Same old goals will not address a sustainable future
For the 16-county region around Chattanooga, the ongoing THRIVE 2055 project is seeking to figure out how our future should look. We’ve been told in glowing terms to expect accelerated growth in population and jobs.
After all, we are Gig City, with major new companies moving here in the last four years. We have the ability to attract more industry given our pretty scenery, quality of life, and cultural amenities.
THRIVE 2055 also recognizes the environmental and infrastructure problems that could arise with growth. It mentions possible equity issues for at-risk and rural families as the job market shifts to higher-skilled and technical labor requirements.

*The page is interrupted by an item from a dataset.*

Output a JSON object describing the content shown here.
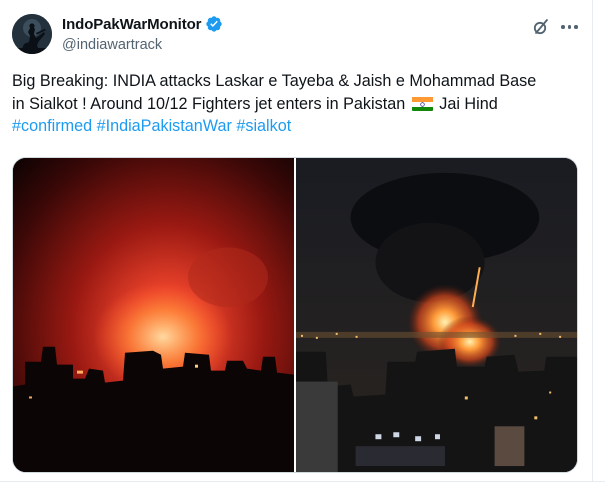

There is at least lip service paid to the need to preserve natural resources: Establish a regional vision around air quality, stormwater management, preservation of scenic assets, and water resource management.
This is all well and good—but the approach is inadequate to meet or create a sustainable future. Of course, none of us can predict our exact future, but this THRIVE 2055 approach, with growth management and push for more industry and business as the overarching goals, seems shortsighted. It’s more like a five-year strategic plan than one looking 40 years down the road.
Our ecosystem that supports all life is under assault—and yet we plod along the same path, believing this same old way guarantees increase in monetary wealth for all, even though we know it’s not the case.
To satisfy our need for more, we continue to permit the production of goods and food poisonous to our health and to the environment. We continue to permit energy generation that produces air, water, carbon and radionuclide pollution and encourages mountain top removal, forest and soil degradation, species loss, earthquakes from fracking, and nuclear waste.
Meanwhile, the West Antarctic Ice Sheet is sliding into the sea, causing coastal rising of sea levels and forcing people to move inland (possibly to Tennessee). Climate disruption is also causing changes in food production and loss of biodiversity.
These are big concerns left unaddressed by THRIVE 2055. It feels like rearranging deck chairs on the Titanic while ignoring the need for real survival solutions.
In a “Story of Stuff” video, Annie Leonard tells us that the old game is to get more. In a resource-constrained world, that’s the wrong goal. The goal should be to get better. (www.storyofstuff.org) Leonard encourages us to engage in figuring out game-changing solutions that lead to a better chance to survive on this planet.
And what might those game-changing solutions be?
First, recognize that the prime directive is to place the preservation of environmental resources above growth. THRIVE 2055 does emphasize the need to preserve our scenery and save our natural resources—but realistically, when it comes to choosing between saving a wetland or building a retail store, will construction permits be denied?
Secondly, it’s about using less stuff. Many (maybe most) of us go round and round in a revolving door working harder and harder just to buy something more, as if the planet’s resources are not finite. This pattern of overconsumption is not leading to better.
Perhaps we should rely on the 16 behaviors Robert Fulghum lists in his poem “All I Really Need to Know I learned in Kindergarten.” The very first one is “Share Everything”, the fifth one is “Clean Up Your Own Mess”, and the sixth one is, “Don’t Take Things That Aren’t Yours”.
Those are lessons that would serve us well going forward with sustainability in mind. Can we live in supportive communities to get back in harmony with the environment? How about thinking of ways to do that—and THRIVE?
Learn more about THRIVE 2055 at thrive2055.com. The website contains an interactive page to identify natural treasures under the Get Involved tab.